Catalan President Carles Puigdemont decided Tuesday, Oct. 10, like Iraq’s Kurdistan leader Masoud Barzani before him, to put his people’s independence vote on hold for negotiations.
In a tensely awaited speech, the Catalan president refrained from proclaiming the autonomous province’s independence forthwith. Instead, he said that, while he has a mandate for independence, he proposes a few weeks delay to facilitate dialogue with Spain, although the Spanish government has shown a “radical refusal to negotiate.”
This shifted the weight of international pressure from the Catalan separatists to the Spanish government to accept reasonable terms.
Masoud Barzani, president of the semiautonomous KRG, said likewise that after his people voted for independence, he would hold talks with the Baghdad government to “ensure the rights of the Kurdish region,” before announcing Kurdistan’s secession from Iraq,
The European Union and its members leaned hard on Puigdemont to hold back from separation, warning that Catalonia would be expelled from the bloc and its shared currency, the euro, if it declared independence. To get back in, it would have to re-apply — a lengthy and uncertain process.
Moreover, he could not ignore the hundreds of thousands of people who demonstrated in Barcelona over the weekend against independence, waving red-yellow Spanish flags through the city center.
Spanish Prime Minister Mariano Rajoy had vowed that Spain will not be divided and promised to use any lawful measure to stop Catalonia’s secession. Losing Catalonia, which has its own language and culture, would deprive Spain of a fifth of its economic output and more than a quarter of exports.
Catalonia’s situation is analogous to the Kurds in the sense that both hold economic clout. Losing Catalonia would deprive Spain of a fifth of its economic output and more than a quarter of exports.
The KRG already controls the oil fields of northern Iraq, and Kirkuk their center, joined the Kurdish independence referendum.

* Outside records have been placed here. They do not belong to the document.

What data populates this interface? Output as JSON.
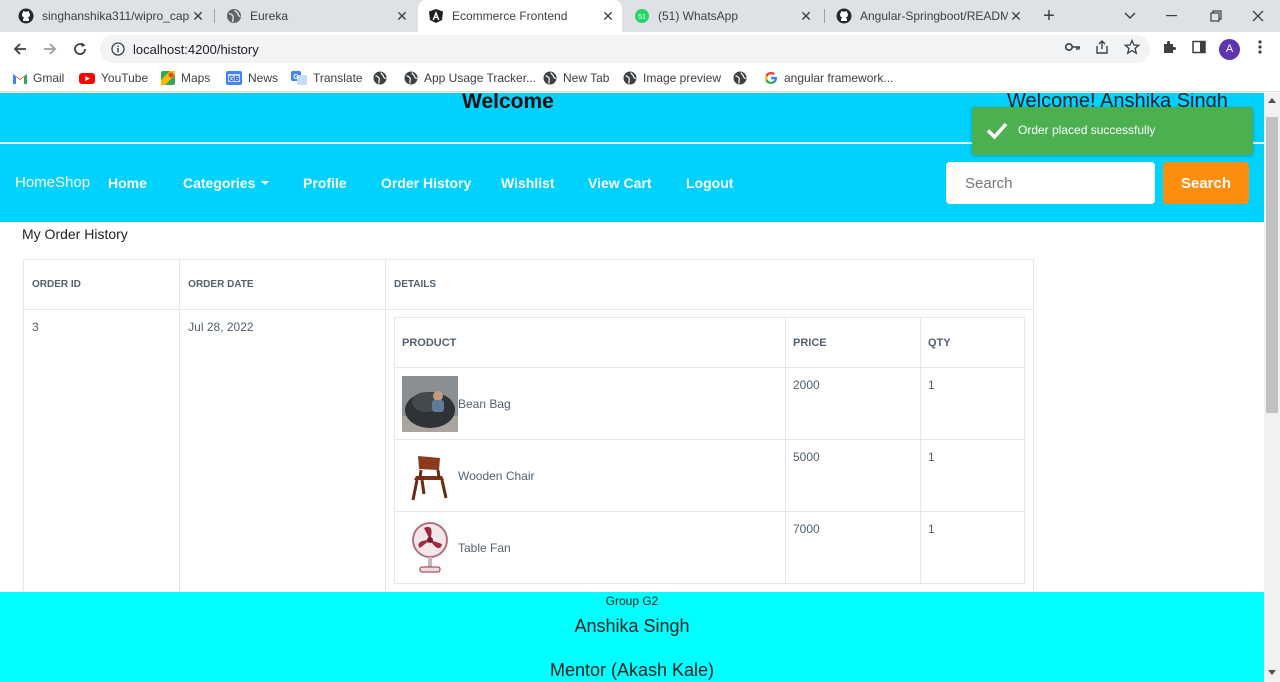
{
  "browser": {
    "tabs": [
      {
        "title": "singhanshika311/wipro_caps",
        "icon": "github-icon"
      },
      {
        "title": "Eureka",
        "icon": "globe-icon"
      },
      {
        "title": "Ecommerce Frontend",
        "icon": "angular-icon"
      },
      {
        "title": "(51) WhatsApp",
        "icon": "whatsapp-icon"
      },
      {
        "title": "Angular-Springboot/READM",
        "icon": "github-icon"
      }
    ],
    "url": "localhost:4200/history",
    "profile_initial": "A",
    "bookmarks": [
      {
        "label": "Gmail",
        "icon": "gmail-icon"
      },
      {
        "label": "YouTube",
        "icon": "youtube-icon"
      },
      {
        "label": "Maps",
        "icon": "maps-icon"
      },
      {
        "label": "News",
        "icon": "news-icon"
      },
      {
        "label": "Translate",
        "icon": "translate-icon"
      },
      {
        "label": "",
        "icon": "globe-icon"
      },
      {
        "label": "App Usage Tracker...",
        "icon": "globe-icon"
      },
      {
        "label": "New Tab",
        "icon": "globe-icon"
      },
      {
        "label": "Image preview",
        "icon": "globe-icon"
      },
      {
        "label": "",
        "icon": "globe-icon"
      },
      {
        "label": "angular framework...",
        "icon": "google-icon"
      }
    ]
  },
  "header": {
    "title": "Welcome",
    "user_greeting": "Welcome! Anshika Singh"
  },
  "toast": {
    "message": "Order placed successfully"
  },
  "nav": {
    "brand": "HomeShop",
    "links": [
      "Home",
      "Categories",
      "Profile",
      "Order History",
      "Wishlist",
      "View Cart",
      "Logout"
    ],
    "search_placeholder": "Search",
    "search_button": "Search"
  },
  "history": {
    "heading": "My Order History",
    "columns": [
      "ORDER ID",
      "ORDER DATE",
      "DETAILS"
    ],
    "order": {
      "id": "3",
      "date": "Jul 28, 2022",
      "item_columns": [
        "PRODUCT",
        "PRICE",
        "QTY"
      ],
      "items": [
        {
          "product": "Bean Bag",
          "price": "2000",
          "qty": "1"
        },
        {
          "product": "Wooden Chair",
          "price": "5000",
          "qty": "1"
        },
        {
          "product": "Table Fan",
          "price": "7000",
          "qty": "1"
        }
      ]
    }
  },
  "footer": {
    "group": "Group G2",
    "name": "Anshika Singh",
    "mentor": "Mentor (Akash Kale)"
  },
  "colors": {
    "header_bg": "#00d2ff",
    "search_button_bg": "#fd8d0c",
    "toast_bg": "#4caf50",
    "footer_bg": "#00ffff"
  }
}
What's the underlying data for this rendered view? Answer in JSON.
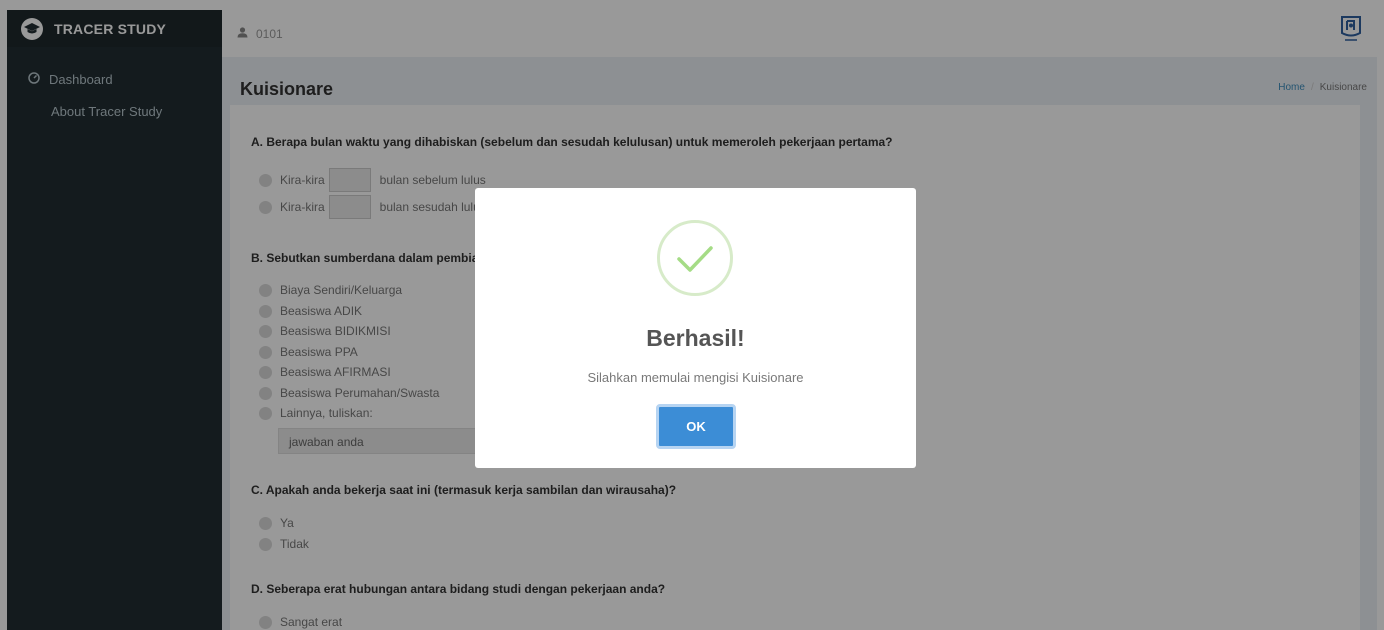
{
  "brand": {
    "title": "TRACER STUDY"
  },
  "sidebar": {
    "items": [
      {
        "label": "Dashboard"
      },
      {
        "label": "About Tracer Study"
      }
    ]
  },
  "topbar": {
    "user": "0101"
  },
  "header": {
    "title": "Kuisionare",
    "breadcrumb": {
      "home": "Home",
      "current": "Kuisionare"
    }
  },
  "questionnaire": {
    "q_a": {
      "text": "A. Berapa bulan waktu yang dihabiskan (sebelum dan sesudah kelulusan) untuk memeroleh pekerjaan pertama?",
      "opt1_prefix": "Kira-kira",
      "opt1_suffix": "bulan sebelum lulus",
      "opt2_prefix": "Kira-kira",
      "opt2_suffix": "bulan sesudah lulus"
    },
    "q_b": {
      "text": "B. Sebutkan sumberdana dalam pembiayaan kuliah?",
      "options": [
        "Biaya Sendiri/Keluarga",
        "Beasiswa ADIK",
        "Beasiswa BIDIKMISI",
        "Beasiswa PPA",
        "Beasiswa AFIRMASI",
        "Beasiswa Perumahan/Swasta",
        "Lainnya, tuliskan:"
      ],
      "answer_placeholder": "jawaban anda"
    },
    "q_c": {
      "text": "C. Apakah anda bekerja saat ini (termasuk kerja sambilan dan wirausaha)?",
      "options": [
        "Ya",
        "Tidak"
      ]
    },
    "q_d": {
      "text": "D. Seberapa erat hubungan antara bidang studi dengan pekerjaan anda?",
      "options": [
        "Sangat erat"
      ]
    }
  },
  "modal": {
    "title": "Berhasil!",
    "message": "Silahkan memulai mengisi Kuisionare",
    "ok_label": "OK"
  },
  "colors": {
    "sidebar": "#222d32",
    "brand_bar": "#1e282c",
    "accent": "#3c8dbc",
    "ok_button": "#3c8dd6",
    "success": "#a5dc86"
  },
  "icons": {
    "brand": "graduation-cap-icon",
    "dashboard": "dashboard-icon",
    "user": "user-icon",
    "logo": "university-logo-icon",
    "success": "check-icon"
  }
}
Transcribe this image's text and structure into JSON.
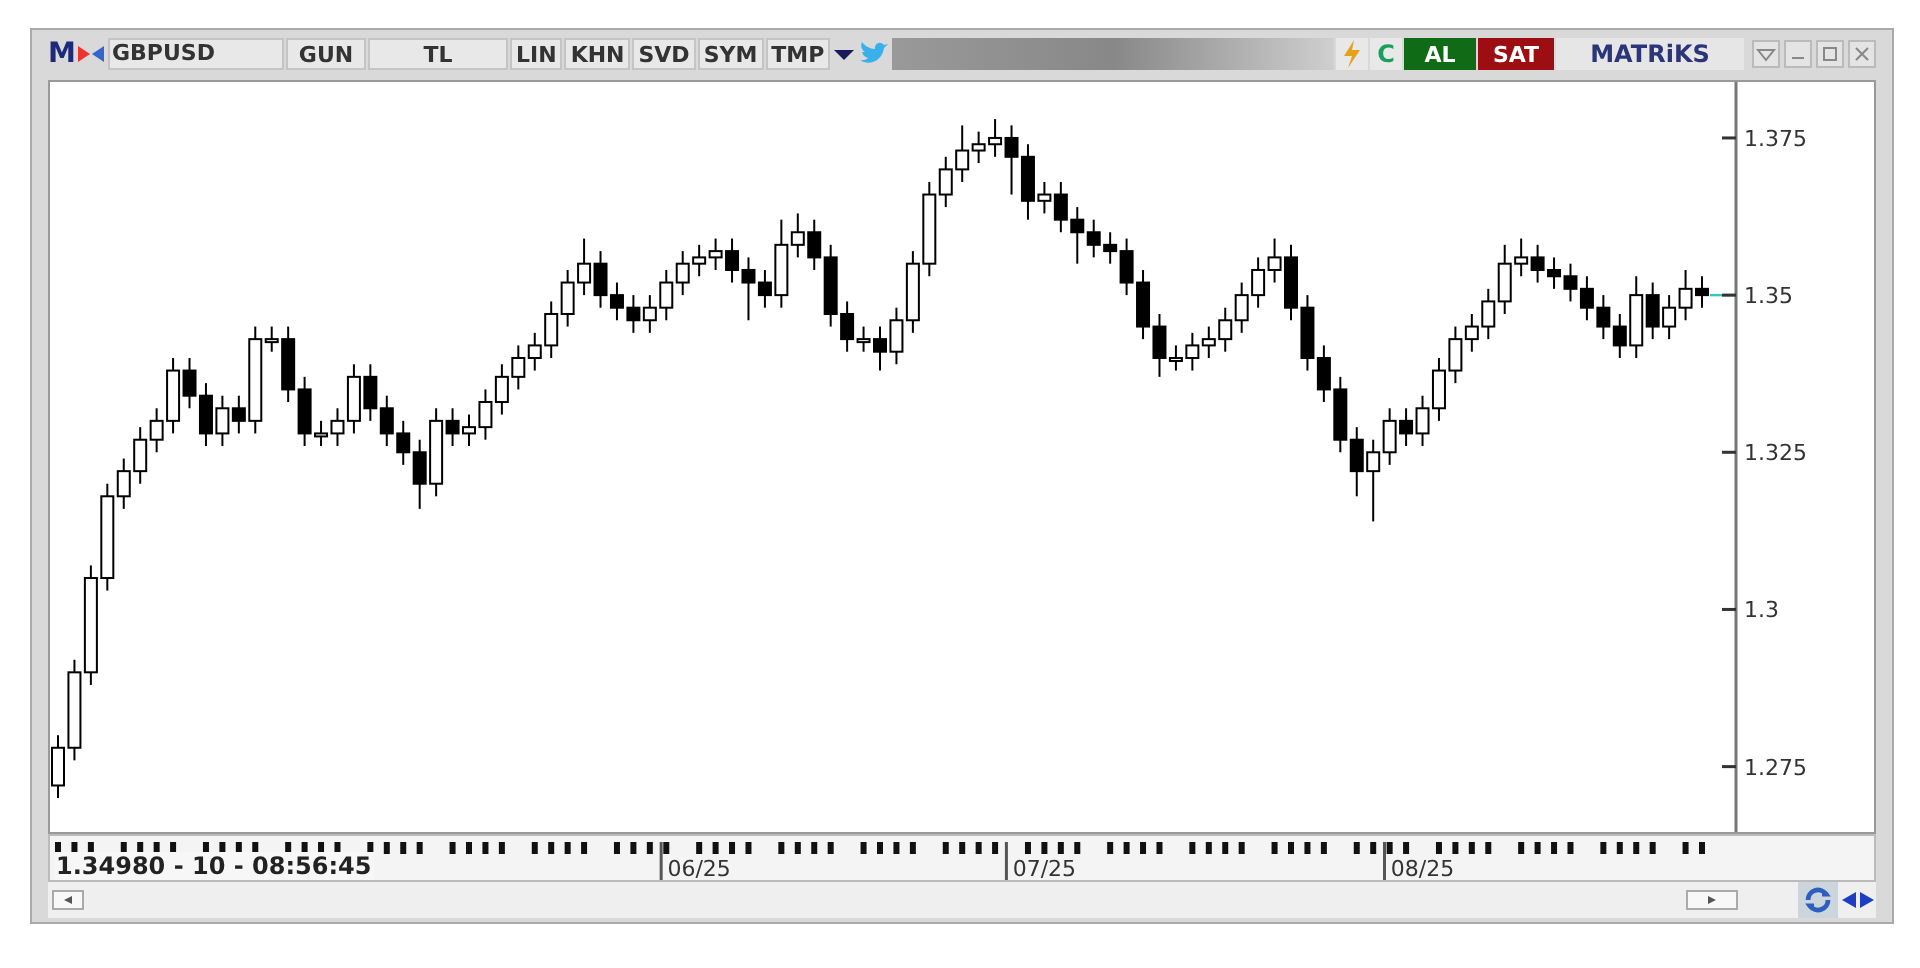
{
  "toolbar": {
    "logo": "M",
    "symbol": "GBPUSD",
    "buttons": [
      "GUN",
      "TL",
      "LIN",
      "KHN",
      "SVD",
      "SYM",
      "TMP"
    ],
    "refresh_label": "C",
    "buy": "AL",
    "sell": "SAT",
    "brand": "MATRiKS"
  },
  "chart": {
    "chart_data": {
      "type": "candlestick",
      "ylim": [
        1.2646,
        1.3839
      ],
      "yticks": [
        {
          "value": 1.375,
          "label": "1.375"
        },
        {
          "value": 1.35,
          "label": "1.35"
        },
        {
          "value": 1.325,
          "label": "1.325"
        },
        {
          "value": 1.3,
          "label": "1.3"
        },
        {
          "value": 1.275,
          "label": "1.275"
        }
      ],
      "categories": [
        null,
        null,
        null,
        null,
        null,
        null,
        null,
        null,
        null,
        null,
        null,
        null,
        null,
        null,
        null,
        null,
        null,
        null,
        null,
        null,
        null,
        null,
        null,
        null,
        null,
        null,
        null,
        null,
        null,
        null,
        null,
        null,
        null,
        null,
        null,
        null,
        null,
        null,
        null,
        "06/25",
        null,
        null,
        null,
        null,
        null,
        null,
        null,
        null,
        null,
        null,
        null,
        null,
        null,
        null,
        null,
        null,
        null,
        null,
        null,
        null,
        "07/25",
        null,
        null,
        null,
        null,
        null,
        null,
        null,
        null,
        null,
        null,
        null,
        null,
        null,
        null,
        null,
        null,
        null,
        null,
        null,
        null,
        null,
        null,
        "08/25",
        null,
        null,
        null,
        null,
        null,
        null,
        null,
        null,
        null,
        null,
        null,
        null,
        null,
        null,
        null,
        null,
        null
      ],
      "ohlc": [
        [
          1.272,
          1.28,
          1.27,
          1.278
        ],
        [
          1.278,
          1.292,
          1.276,
          1.29
        ],
        [
          1.29,
          1.307,
          1.288,
          1.305
        ],
        [
          1.305,
          1.32,
          1.303,
          1.318
        ],
        [
          1.318,
          1.324,
          1.316,
          1.322
        ],
        [
          1.322,
          1.329,
          1.32,
          1.327
        ],
        [
          1.327,
          1.332,
          1.325,
          1.33
        ],
        [
          1.33,
          1.34,
          1.328,
          1.338
        ],
        [
          1.338,
          1.34,
          1.332,
          1.334
        ],
        [
          1.334,
          1.336,
          1.326,
          1.328
        ],
        [
          1.328,
          1.334,
          1.326,
          1.332
        ],
        [
          1.332,
          1.334,
          1.328,
          1.33
        ],
        [
          1.33,
          1.345,
          1.328,
          1.343
        ],
        [
          1.343,
          1.345,
          1.341,
          1.343
        ],
        [
          1.343,
          1.345,
          1.333,
          1.335
        ],
        [
          1.335,
          1.337,
          1.326,
          1.328
        ],
        [
          1.328,
          1.33,
          1.326,
          1.328
        ],
        [
          1.328,
          1.332,
          1.326,
          1.33
        ],
        [
          1.33,
          1.339,
          1.328,
          1.337
        ],
        [
          1.337,
          1.339,
          1.33,
          1.332
        ],
        [
          1.332,
          1.334,
          1.326,
          1.328
        ],
        [
          1.328,
          1.33,
          1.323,
          1.325
        ],
        [
          1.325,
          1.327,
          1.316,
          1.32
        ],
        [
          1.32,
          1.332,
          1.318,
          1.33
        ],
        [
          1.33,
          1.332,
          1.326,
          1.328
        ],
        [
          1.328,
          1.331,
          1.326,
          1.329
        ],
        [
          1.329,
          1.335,
          1.327,
          1.333
        ],
        [
          1.333,
          1.339,
          1.331,
          1.337
        ],
        [
          1.337,
          1.342,
          1.335,
          1.34
        ],
        [
          1.34,
          1.344,
          1.338,
          1.342
        ],
        [
          1.342,
          1.349,
          1.34,
          1.347
        ],
        [
          1.347,
          1.354,
          1.345,
          1.352
        ],
        [
          1.352,
          1.359,
          1.35,
          1.355
        ],
        [
          1.355,
          1.357,
          1.348,
          1.35
        ],
        [
          1.35,
          1.352,
          1.346,
          1.348
        ],
        [
          1.348,
          1.35,
          1.344,
          1.346
        ],
        [
          1.346,
          1.35,
          1.344,
          1.348
        ],
        [
          1.348,
          1.354,
          1.346,
          1.352
        ],
        [
          1.352,
          1.357,
          1.35,
          1.355
        ],
        [
          1.355,
          1.358,
          1.353,
          1.356
        ],
        [
          1.356,
          1.359,
          1.354,
          1.357
        ],
        [
          1.357,
          1.359,
          1.352,
          1.354
        ],
        [
          1.354,
          1.356,
          1.346,
          1.352
        ],
        [
          1.352,
          1.354,
          1.348,
          1.35
        ],
        [
          1.35,
          1.362,
          1.348,
          1.358
        ],
        [
          1.358,
          1.363,
          1.356,
          1.36
        ],
        [
          1.36,
          1.362,
          1.354,
          1.356
        ],
        [
          1.356,
          1.358,
          1.345,
          1.347
        ],
        [
          1.347,
          1.349,
          1.341,
          1.343
        ],
        [
          1.343,
          1.345,
          1.341,
          1.343
        ],
        [
          1.343,
          1.345,
          1.338,
          1.341
        ],
        [
          1.341,
          1.348,
          1.339,
          1.346
        ],
        [
          1.346,
          1.357,
          1.344,
          1.355
        ],
        [
          1.355,
          1.368,
          1.353,
          1.366
        ],
        [
          1.366,
          1.372,
          1.364,
          1.37
        ],
        [
          1.37,
          1.377,
          1.368,
          1.373
        ],
        [
          1.373,
          1.376,
          1.371,
          1.374
        ],
        [
          1.374,
          1.378,
          1.372,
          1.375
        ],
        [
          1.375,
          1.377,
          1.366,
          1.372
        ],
        [
          1.372,
          1.374,
          1.362,
          1.365
        ],
        [
          1.365,
          1.368,
          1.363,
          1.366
        ],
        [
          1.366,
          1.368,
          1.36,
          1.362
        ],
        [
          1.362,
          1.364,
          1.355,
          1.36
        ],
        [
          1.36,
          1.362,
          1.356,
          1.358
        ],
        [
          1.358,
          1.36,
          1.355,
          1.357
        ],
        [
          1.357,
          1.359,
          1.35,
          1.352
        ],
        [
          1.352,
          1.354,
          1.343,
          1.345
        ],
        [
          1.345,
          1.347,
          1.337,
          1.34
        ],
        [
          1.34,
          1.342,
          1.338,
          1.34
        ],
        [
          1.34,
          1.344,
          1.338,
          1.342
        ],
        [
          1.342,
          1.345,
          1.34,
          1.343
        ],
        [
          1.343,
          1.348,
          1.341,
          1.346
        ],
        [
          1.346,
          1.352,
          1.344,
          1.35
        ],
        [
          1.35,
          1.356,
          1.348,
          1.354
        ],
        [
          1.354,
          1.359,
          1.352,
          1.356
        ],
        [
          1.356,
          1.358,
          1.346,
          1.348
        ],
        [
          1.348,
          1.35,
          1.338,
          1.34
        ],
        [
          1.34,
          1.342,
          1.333,
          1.335
        ],
        [
          1.335,
          1.337,
          1.325,
          1.327
        ],
        [
          1.327,
          1.329,
          1.318,
          1.322
        ],
        [
          1.322,
          1.327,
          1.314,
          1.325
        ],
        [
          1.325,
          1.332,
          1.323,
          1.33
        ],
        [
          1.33,
          1.332,
          1.326,
          1.328
        ],
        [
          1.328,
          1.334,
          1.326,
          1.332
        ],
        [
          1.332,
          1.34,
          1.33,
          1.338
        ],
        [
          1.338,
          1.345,
          1.336,
          1.343
        ],
        [
          1.343,
          1.347,
          1.341,
          1.345
        ],
        [
          1.345,
          1.351,
          1.343,
          1.349
        ],
        [
          1.349,
          1.358,
          1.347,
          1.355
        ],
        [
          1.355,
          1.359,
          1.353,
          1.356
        ],
        [
          1.356,
          1.358,
          1.352,
          1.354
        ],
        [
          1.354,
          1.356,
          1.351,
          1.353
        ],
        [
          1.353,
          1.355,
          1.349,
          1.351
        ],
        [
          1.351,
          1.353,
          1.346,
          1.348
        ],
        [
          1.348,
          1.35,
          1.343,
          1.345
        ],
        [
          1.345,
          1.347,
          1.34,
          1.342
        ],
        [
          1.342,
          1.353,
          1.34,
          1.35
        ],
        [
          1.35,
          1.352,
          1.343,
          1.345
        ],
        [
          1.345,
          1.35,
          1.343,
          1.348
        ],
        [
          1.348,
          1.354,
          1.346,
          1.351
        ],
        [
          1.351,
          1.353,
          1.348,
          1.35
        ]
      ]
    }
  },
  "status": {
    "readout": "1.34980 - 10 - 08:56:45"
  }
}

However, their relative situations were otherwise quite different, in that the Iraqi prime minister, rather than the Kurds, faced heavy pressure from Iran to prevent the Kurdish vote. At one point, Tehran threatened military action against the Kurds, if their referendum went forward, while on the quiet working for calm and dialogue
The Kurdish dialogue with the Iraqi federal government is due to begin in Baghdad within a few days.
The two separatist leaders in Barcelona and Irbil reached the same conclusion: Whatever the justice of their case, it is almost impossible in the year 2017 to achieve independence and change national borders without the backing of a broad international consensus.